During the World Forum for Democracy at the Council of Europe, Mourad Benchellali got the chance to show the complexity of the paradigm “freedom vs. control” by telling his personal story. In 2001, advised by his brother, he decided to spend his summer holiday exploring Afghanistan, but unintentionally ended up in a terrorist training camp. Today he gives testimonies of his experiences.

Holiday in Afghanistan

Mourad Benchellali on the right

Mourad Benchellali was 19 when his brother asked him to go to Afghanistan. At that time, he was living with his family in France where he was also born and raised. He wasn’t desperate or socially excluded, but adventurous and eager to see other places of the world. He curiously took a plane to Afghanistan, fascinated by a country so different from where he grew up. Friends of his brother took care of him and welcomed him with a few words that in another setting would have sounded like a polite compliment: “We need young people like you”. In fact, they were the beginning of a horror trip for Mourad whose holiday ended before it even started – in an Al-Qaeda training camp somewhere in the Afghan desert. He had to follow 60 days of training where he listened to sermons on jihad and even faced Osama Bin Laden telling that a major attack in America was going to take place. That was in the early summer of 2001. His requests to leave the camp were ignored, and his wish to go home was soon buried. After the camp had ended, he planned on going to Pakistan from where he wanted to fly back home, but suddenly the borders were closed since two airplanes were crashed into the World Trade Center in New York City on the 11th of September.

Fighting in Guantanamo

Mourad crossed the border to Pakistan through an unguarded mountain pass, but soon he got arrested by the special force. He was passed on to the CIA and later on to the American army: “I tought that would be the end of my nightmare.” Instead, he was shouted at, beaten up and tortured, together with 800 others. Mourad ended up in Guantanamo for 2 ½ years. When asking “Who is Al-Qaeda?”, the only answer he got was “Al-Qaeda is YOU”. Mourad describes Guantanamo as a “school for Jihad” and explained how even he, who had never any strong religious affiliations, “had to fight to not become radicalized. This concept of isolating, mistreating and depriving people can drive them into the hands of Jihad fighters. It is counterproductive.”

Testifying around the world

Mourad Benchellali’s story should make us reflect. It shows how tactically young people are being introduced to terroristic networks and the school of Jihad. It also shows how easily one stupid mistake can turn an innocent person into a high risk prisoner. That is what he became when he finally entered his home country again. His release from Guantanamo wasn’t the end of his nightmare: 1 ½ years of imprisonment together with his family members who were all accused of belonging to a terroristic network, followed in France.
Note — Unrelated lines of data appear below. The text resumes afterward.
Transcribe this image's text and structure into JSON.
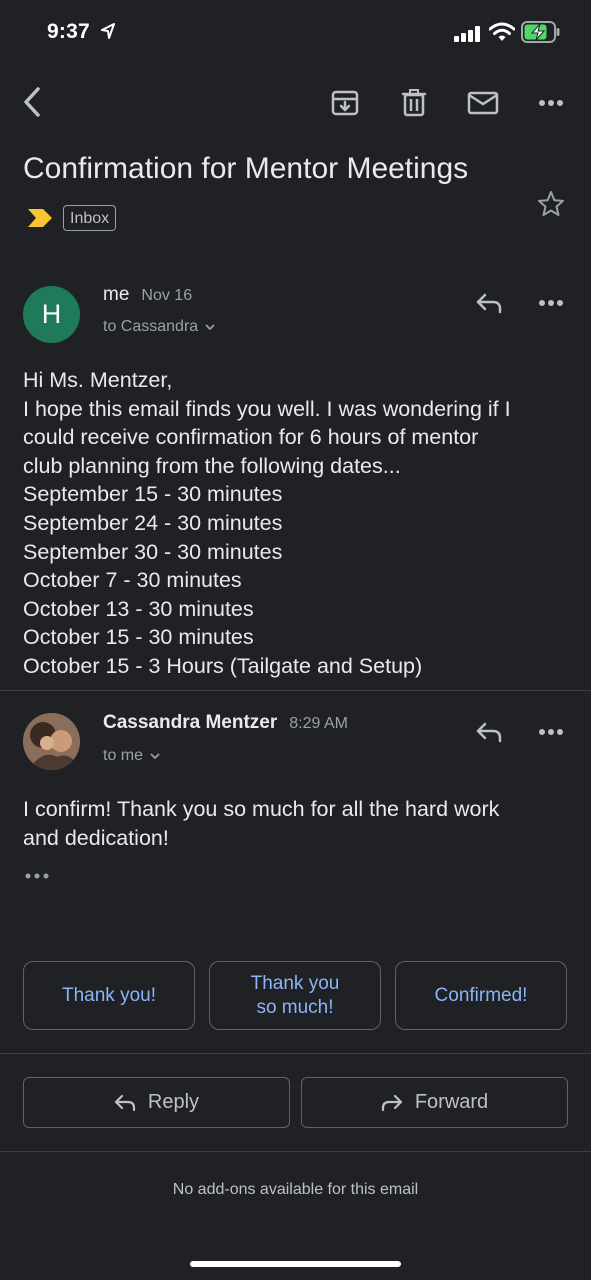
{
  "status_bar": {
    "time": "9:37"
  },
  "email": {
    "subject": "Confirmation for Mentor Meetings",
    "label": "Inbox",
    "messages": [
      {
        "avatar_letter": "H",
        "sender": "me",
        "date": "Nov 16",
        "recipient": "to Cassandra",
        "body_lines": [
          "Hi Ms. Mentzer,",
          "I hope this email finds you well. I was wondering if I",
          "could receive confirmation for 6 hours of mentor",
          "club planning from the following dates...",
          "September 15 - 30 minutes",
          "September 24 - 30 minutes",
          "September 30 - 30 minutes",
          "October 7 - 30 minutes",
          "October 13 - 30 minutes",
          "October 15 - 30 minutes",
          "October 15 - 3 Hours (Tailgate and Setup)"
        ]
      },
      {
        "sender": "Cassandra Mentzer",
        "date": "8:29 AM",
        "recipient": "to me",
        "body_lines": [
          "I confirm! Thank you so much for all the hard work",
          "and dedication!"
        ]
      }
    ]
  },
  "smart_replies": [
    "Thank you!",
    "Thank you\nso much!",
    "Confirmed!"
  ],
  "actions": {
    "reply": "Reply",
    "forward": "Forward"
  },
  "addons_text": "No add-ons available for this email",
  "colors": {
    "background": "#202124",
    "link": "#8ab4f8",
    "important_marker": "#f9c430",
    "avatar_bg": "#1f7a5a"
  }
}
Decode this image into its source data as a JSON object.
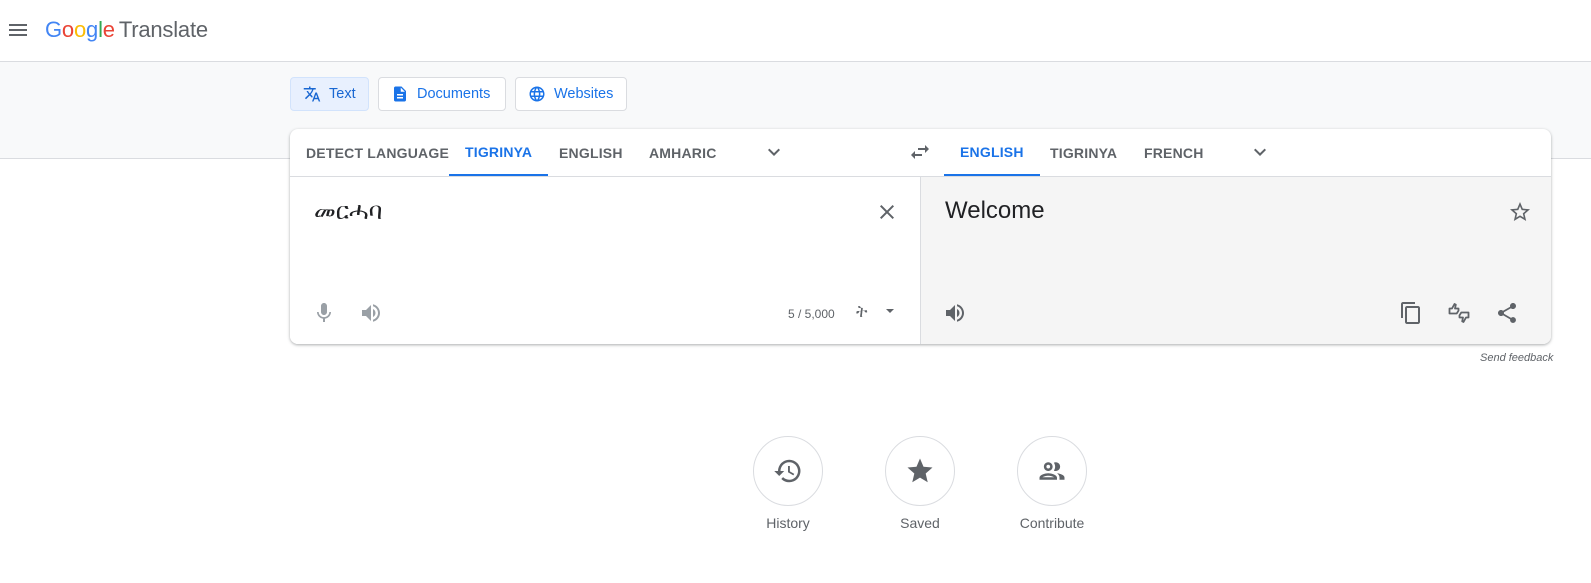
{
  "header": {
    "logo_letters": [
      "G",
      "o",
      "o",
      "g",
      "l",
      "e"
    ],
    "product": "Translate"
  },
  "modes": [
    {
      "label": "Text",
      "icon": "translate-icon",
      "active": true
    },
    {
      "label": "Documents",
      "icon": "document-icon",
      "active": false
    },
    {
      "label": "Websites",
      "icon": "globe-icon",
      "active": false
    }
  ],
  "source": {
    "tabs": [
      "DETECT LANGUAGE",
      "TIGRINYA",
      "ENGLISH",
      "AMHARIC"
    ],
    "active_tab": "TIGRINYA",
    "text": "መርሓባ",
    "char_count": "5 / 5,000",
    "ime_glyph": "ት"
  },
  "target": {
    "tabs": [
      "ENGLISH",
      "TIGRINYA",
      "FRENCH"
    ],
    "active_tab": "ENGLISH",
    "text": "Welcome"
  },
  "feedback_label": "Send feedback",
  "bottom": [
    {
      "label": "History",
      "icon": "history-icon"
    },
    {
      "label": "Saved",
      "icon": "star-icon"
    },
    {
      "label": "Contribute",
      "icon": "people-icon"
    }
  ],
  "colors": {
    "accent": "#1a73e8",
    "active_bg": "#e8f0fe",
    "target_bg": "#f5f5f5",
    "band_bg": "#f8f9fa"
  }
}
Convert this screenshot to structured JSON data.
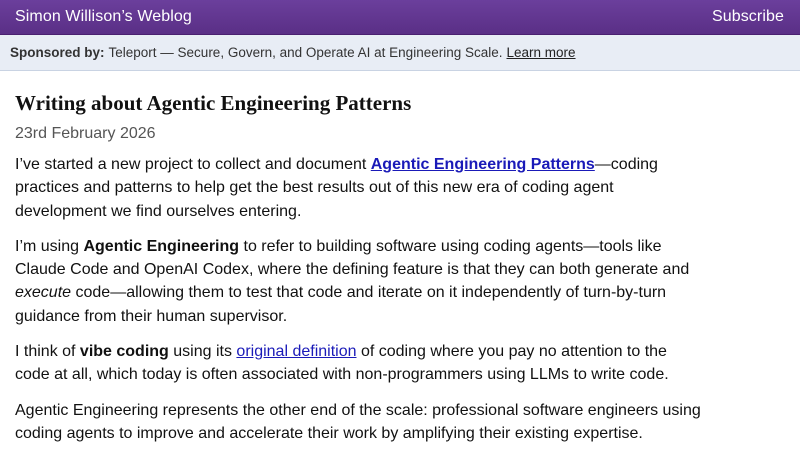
{
  "header": {
    "site_title": "Simon Willison’s Weblog",
    "subscribe": "Subscribe"
  },
  "sponsor": {
    "label": "Sponsored by:",
    "text": "Teleport — Secure, Govern, and Operate AI at Engineering Scale.",
    "link": "Learn more"
  },
  "article": {
    "title": "Writing about Agentic Engineering Patterns",
    "date": "23rd February 2026",
    "p1": {
      "before": "I’ve started a new project to collect and document ",
      "link": "Agentic Engineering Patterns",
      "after": "—coding practices and patterns to help get the best results out of this new era of coding agent development we find ourselves entering."
    },
    "p2": {
      "before": "I’m using ",
      "bold": "Agentic Engineering",
      "middle": " to refer to building software using coding agents—tools like Claude Code and OpenAI Codex, where the defining feature is that they can both generate and ",
      "italic": "execute",
      "after": " code—allowing them to test that code and iterate on it independently of turn-by-turn guidance from their human supervisor."
    },
    "p3": {
      "before": "I think of ",
      "bold": "vibe coding",
      "middle": " using its ",
      "link": "original definition",
      "after": " of coding where you pay no attention to the code at all, which today is often associated with non-programmers using LLMs to write code."
    },
    "p4": {
      "text": "Agentic Engineering represents the other end of the scale: professional software engineers using coding agents to improve and accelerate their work by amplifying their existing expertise."
    }
  },
  "colors": {
    "header_bg": "#5f348f",
    "sponsor_bg": "#e8edf5",
    "link": "#1a1ab8"
  }
}
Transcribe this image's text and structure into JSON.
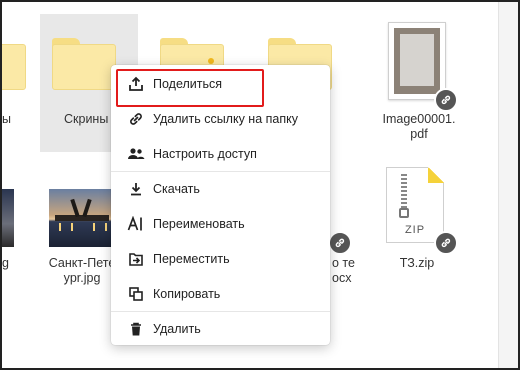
{
  "tiles": {
    "top_left_partial_label": "ы",
    "selected_folder_label": "Скрины",
    "doc_name_line1": "Image00001.",
    "doc_name_line2": "pdf",
    "left_partial_bottom_label": "g",
    "photo_label_line1": "Санкт-Пете",
    "photo_label_line2": "ypr.jpg",
    "hidden_label_line1": "о те",
    "hidden_label_line2": "осх",
    "zip_label": "ТЗ.zip",
    "zip_icon_text": "ZIP"
  },
  "context_menu": {
    "items": [
      {
        "label": "Поделиться",
        "icon": "share-upload-icon"
      },
      {
        "label": "Удалить ссылку на папку",
        "icon": "link-icon"
      },
      {
        "label": "Настроить доступ",
        "icon": "people-icon"
      },
      {
        "label": "Скачать",
        "icon": "download-icon"
      },
      {
        "label": "Переименовать",
        "icon": "rename-icon"
      },
      {
        "label": "Переместить",
        "icon": "move-icon"
      },
      {
        "label": "Копировать",
        "icon": "copy-icon"
      },
      {
        "label": "Удалить",
        "icon": "trash-icon"
      }
    ],
    "highlighted_index": 0
  },
  "colors": {
    "folder": "#fbe9a6",
    "highlight_border": "#e21b1b",
    "selected_bg": "#e8e8e8",
    "link_badge": "#555555"
  }
}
Luckily, Mourad has found the courage and strength to talk about his side of the story. He is testifying around the world, showing that finding a balance between freedom and control is all but simple; helping others jointly find ways of fighting radicalization. And still, his freedom to travel whereever he wants no longer exists. If a plane crosses American airforce, he isn’t allowed to enter.  And when he followed an invite of an NGO in Canada, he ended up in an orange jumpsuit in Toronto for three days.